Richard Ginika Izuora
Minister of the Environment Mohammed Abdullahi has made a passionate appeal to the G7 countries to include Nigeria in a climate partnership list for the co-creation of a just energy transition partnership (JETP), as the country seeks to financing to hit its net zero by 2060 target.
Speaking at the COP-27 UN climate conference in Sharm el-Sheikh, Abdullahi reiterated that to meet its emissions reductions targets, Nigeria needed “significant resources” to implement its energy transition plan (ETP) unveiled last year.
The plan intends to reduce greenhouse gas (GHG) emissions from the power, cooking, oil and gas as well as transport and industry sectors, accounting for 65 per cent of the country’s total emissions.
According to its own calculations, Nigeria would need an additional total of $410bn, or around $10bn in annual spending, in order to meet the 2060 net zero target, funds the country seeks to secure at the COP-27 summit.
Most of the funds will be needed to transform the power sector, driven by costs to reach about 220GW of solar, biomass and hydro generation capacity, 90GW of storage capacity and 34GW of hydrogen systems.
At the same time, the country’s ETP puts an important transitional role on gas use in domestic sectors such as power generation, grid stabilisation for the integration of renewables and for cooking purposes. The plan predicts gas production expansion costs between 2020-2030s to reach around $4bn, when it also expects domestic demand to rise by 25pc above 2019 levels.
Domestic demand will decline after 2030 but further estimates show that export demand will remain significant until 2050, which has made the “commercialisation” of gas a priority for the government, according to its ETP.
Nigeria’s call for a G7 partnership comes after Indonesia agreed a JETP plan for $10bn with the US and Japan, to help the country bring forward its carbon reduction targets by largely phasing out its dependence on coal.

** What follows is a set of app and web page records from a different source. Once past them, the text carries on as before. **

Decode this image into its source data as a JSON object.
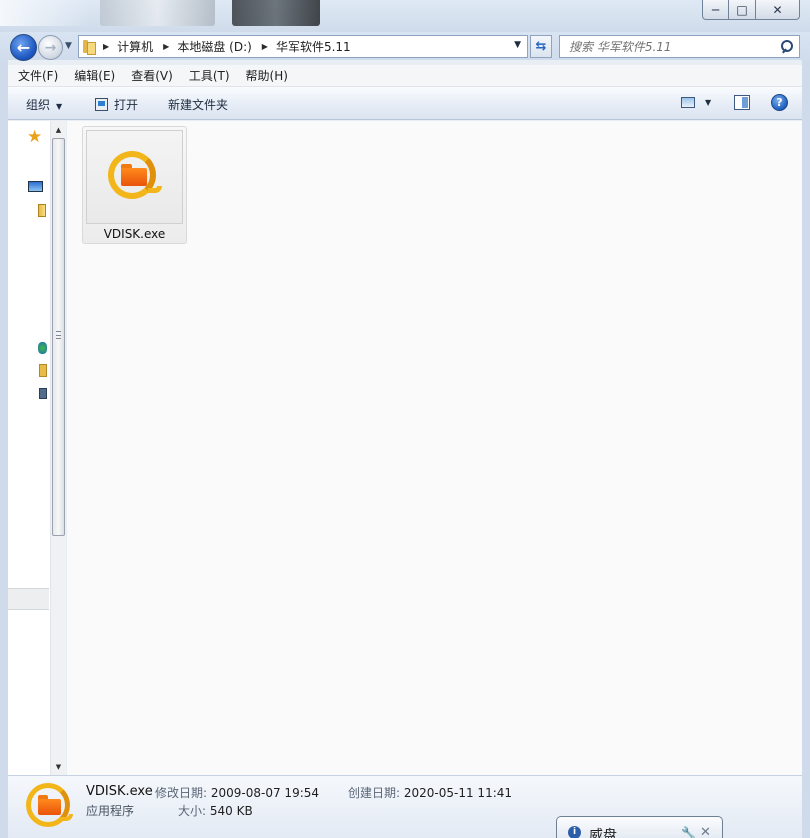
{
  "window": {
    "caption_minimize": "─",
    "caption_maximize": "□",
    "caption_close": "✕"
  },
  "address": {
    "crumbs": [
      "计算机",
      "本地磁盘 (D:)",
      "华军软件5.11"
    ],
    "search_placeholder": "搜索 华军软件5.11"
  },
  "menu": [
    "文件(F)",
    "编辑(E)",
    "查看(V)",
    "工具(T)",
    "帮助(H)"
  ],
  "commands": {
    "organize": "组织",
    "open": "打开",
    "new_folder": "新建文件夹",
    "help": "?"
  },
  "files": [
    {
      "name": "VDISK.exe",
      "icon": "vdisk-app-icon"
    }
  ],
  "details": {
    "name": "VDISK.exe",
    "type": "应用程序",
    "modified_label": "修改日期:",
    "modified_value": "2009-08-07 19:54",
    "size_label": "大小:",
    "size_value": "540 KB",
    "created_label": "创建日期:",
    "created_value": "2020-05-11 11:41"
  },
  "notification": {
    "title": "威盘"
  },
  "icons": {
    "back": "back-arrow-icon",
    "forward": "forward-arrow-icon",
    "search": "search-icon",
    "refresh": "refresh-icon",
    "favorites": "star-icon",
    "help": "help-icon"
  },
  "colors": {
    "accent": "#1d58c2",
    "vdisk_ring": "#f2b51a",
    "vdisk_folder": "#e9530a"
  }
}
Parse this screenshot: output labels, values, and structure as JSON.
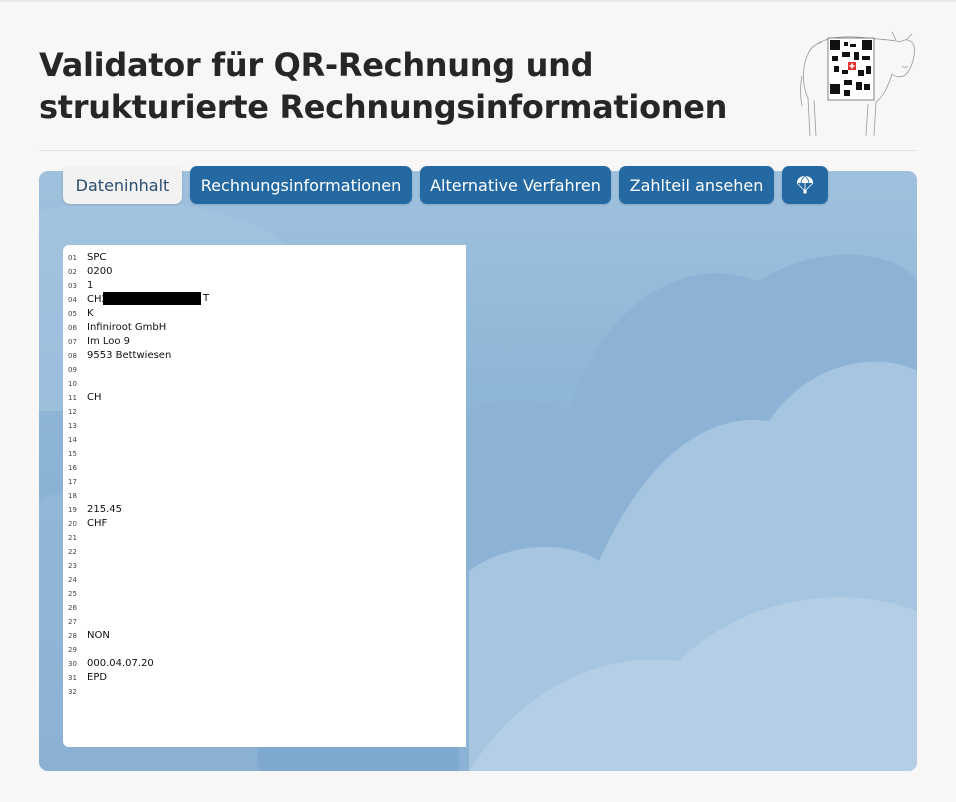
{
  "page": {
    "title_line1": "Validator für QR-Rechnung und",
    "title_line2": "strukturierte Rechnungsinformationen",
    "logo_icon": "cow-with-qr-code-logo"
  },
  "tabs": [
    {
      "label": "Dateninhalt",
      "active": true
    },
    {
      "label": "Rechnungsinformationen",
      "active": false
    },
    {
      "label": "Alternative Verfahren",
      "active": false
    },
    {
      "label": "Zahlteil ansehen",
      "active": false
    },
    {
      "label": "",
      "icon": "parachute-icon",
      "active": false
    }
  ],
  "data_lines": [
    {
      "num": "01",
      "value": "SPC"
    },
    {
      "num": "02",
      "value": "0200"
    },
    {
      "num": "03",
      "value": "1"
    },
    {
      "num": "04",
      "value": "CH2"
    },
    {
      "num": "05",
      "value": "K"
    },
    {
      "num": "06",
      "value": "Infiniroot GmbH"
    },
    {
      "num": "07",
      "value": "Im Loo 9"
    },
    {
      "num": "08",
      "value": "9553 Bettwiesen"
    },
    {
      "num": "09",
      "value": ""
    },
    {
      "num": "10",
      "value": ""
    },
    {
      "num": "11",
      "value": "CH"
    },
    {
      "num": "12",
      "value": ""
    },
    {
      "num": "13",
      "value": ""
    },
    {
      "num": "14",
      "value": ""
    },
    {
      "num": "15",
      "value": ""
    },
    {
      "num": "16",
      "value": ""
    },
    {
      "num": "17",
      "value": ""
    },
    {
      "num": "18",
      "value": ""
    },
    {
      "num": "19",
      "value": "215.45"
    },
    {
      "num": "20",
      "value": "CHF"
    },
    {
      "num": "21",
      "value": ""
    },
    {
      "num": "22",
      "value": ""
    },
    {
      "num": "23",
      "value": ""
    },
    {
      "num": "24",
      "value": ""
    },
    {
      "num": "25",
      "value": ""
    },
    {
      "num": "26",
      "value": ""
    },
    {
      "num": "27",
      "value": ""
    },
    {
      "num": "28",
      "value": "NON"
    },
    {
      "num": "29",
      "value": ""
    },
    {
      "num": "30",
      "value": "000.04.07.20"
    },
    {
      "num": "31",
      "value": "EPD"
    },
    {
      "num": "32",
      "value": ""
    }
  ],
  "iban_suffix": "T",
  "colors": {
    "tab_bg": "#2569a3",
    "tab_active_bg": "#f2f2f2",
    "panel_bg": "#8fb6d7"
  }
}
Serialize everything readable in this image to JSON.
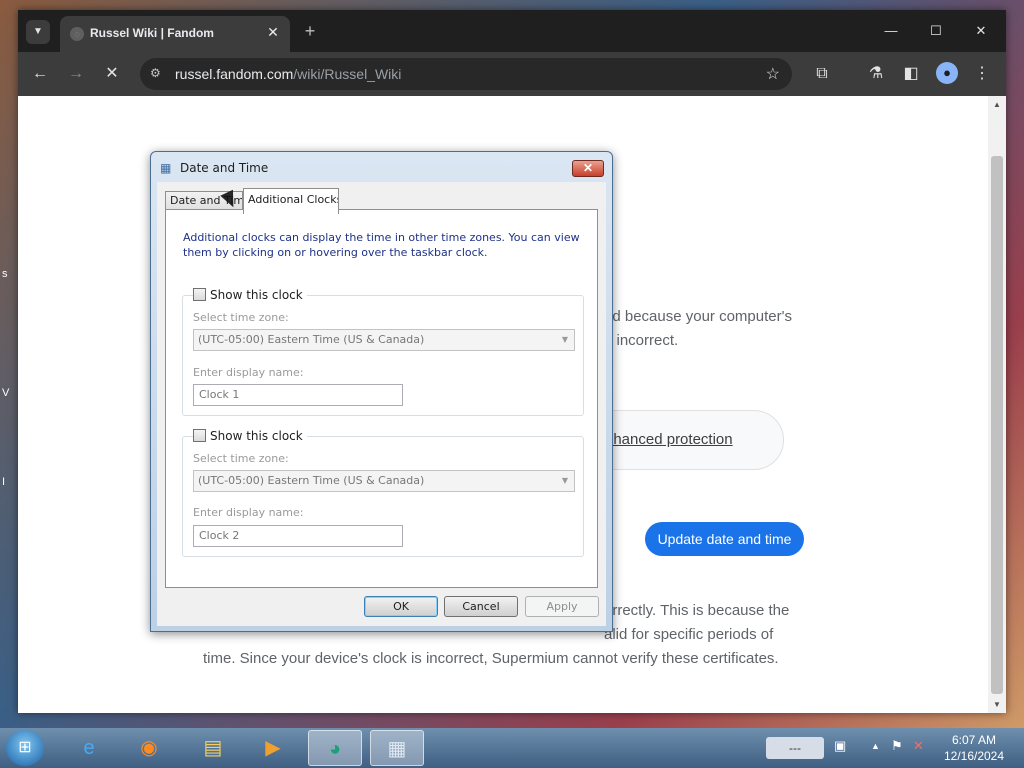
{
  "browser": {
    "tab_title": "Russel Wiki | Fandom",
    "new_tab_label": "+",
    "url_host": "russel.fandom.com",
    "url_path": "/wiki/Russel_Wiki"
  },
  "page": {
    "para1_line1": "ed because your computer's",
    "para1_line2": "e incorrect.",
    "protection_link": "nhanced protection",
    "update_button": "Update date and time",
    "para2_line1": "orrectly. This is because the",
    "para2_line2": "alid for specific periods of",
    "para2_line3": "time. Since your device's clock is incorrect, Supermium cannot verify these certificates."
  },
  "dialog": {
    "title": "Date and Time",
    "tabs": [
      "Date and Time",
      "Additional Clocks"
    ],
    "description": "Additional clocks can display the time in other time zones. You can view them by clicking on or hovering over the taskbar clock.",
    "clocks": [
      {
        "checkbox_label": "Show this clock",
        "timezone_label": "Select time zone:",
        "timezone_value": "(UTC-05:00) Eastern Time (US & Canada)",
        "name_label": "Enter display name:",
        "name_value": "Clock 1"
      },
      {
        "checkbox_label": "Show this clock",
        "timezone_label": "Select time zone:",
        "timezone_value": "(UTC-05:00) Eastern Time (US & Canada)",
        "name_label": "Enter display name:",
        "name_value": "Clock 2"
      }
    ],
    "ok_label": "OK",
    "cancel_label": "Cancel",
    "apply_label": "Apply"
  },
  "taskbar": {
    "keyboard_indicator": "---",
    "time": "6:07 AM",
    "date": "12/16/2024"
  },
  "colors": {
    "accent": "#1a73e8",
    "chrome_dark": "#3c3c3c"
  }
}
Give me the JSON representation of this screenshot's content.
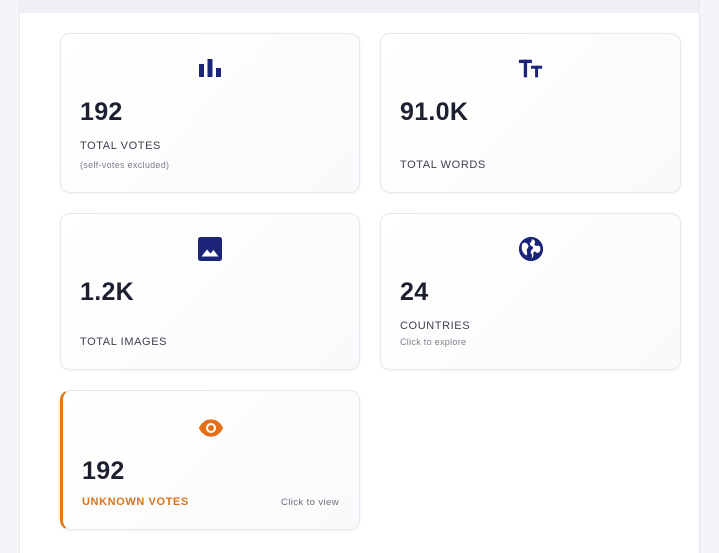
{
  "colors": {
    "icon_primary": "#1b2479",
    "accent_orange": "#e2701b"
  },
  "cards": [
    {
      "icon": "bar-chart-icon",
      "value": "192",
      "label": "TOTAL VOTES",
      "sub": "(self-votes excluded)"
    },
    {
      "icon": "text-size-icon",
      "value": "91.0K",
      "label": "TOTAL WORDS"
    },
    {
      "icon": "image-icon",
      "value": "1.2K",
      "label": "TOTAL IMAGES"
    },
    {
      "icon": "globe-icon",
      "value": "24",
      "label": "COUNTRIES",
      "sub": "Click to explore"
    },
    {
      "icon": "eye-icon",
      "value": "192",
      "label": "UNKNOWN VOTES",
      "hint": "Click to view"
    }
  ]
}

South Africa signed a similar agreement with Germany and France last year to help fund its energy transition and phase out coal-fired power generation, although the country warned this week that most of the funding is made of loans.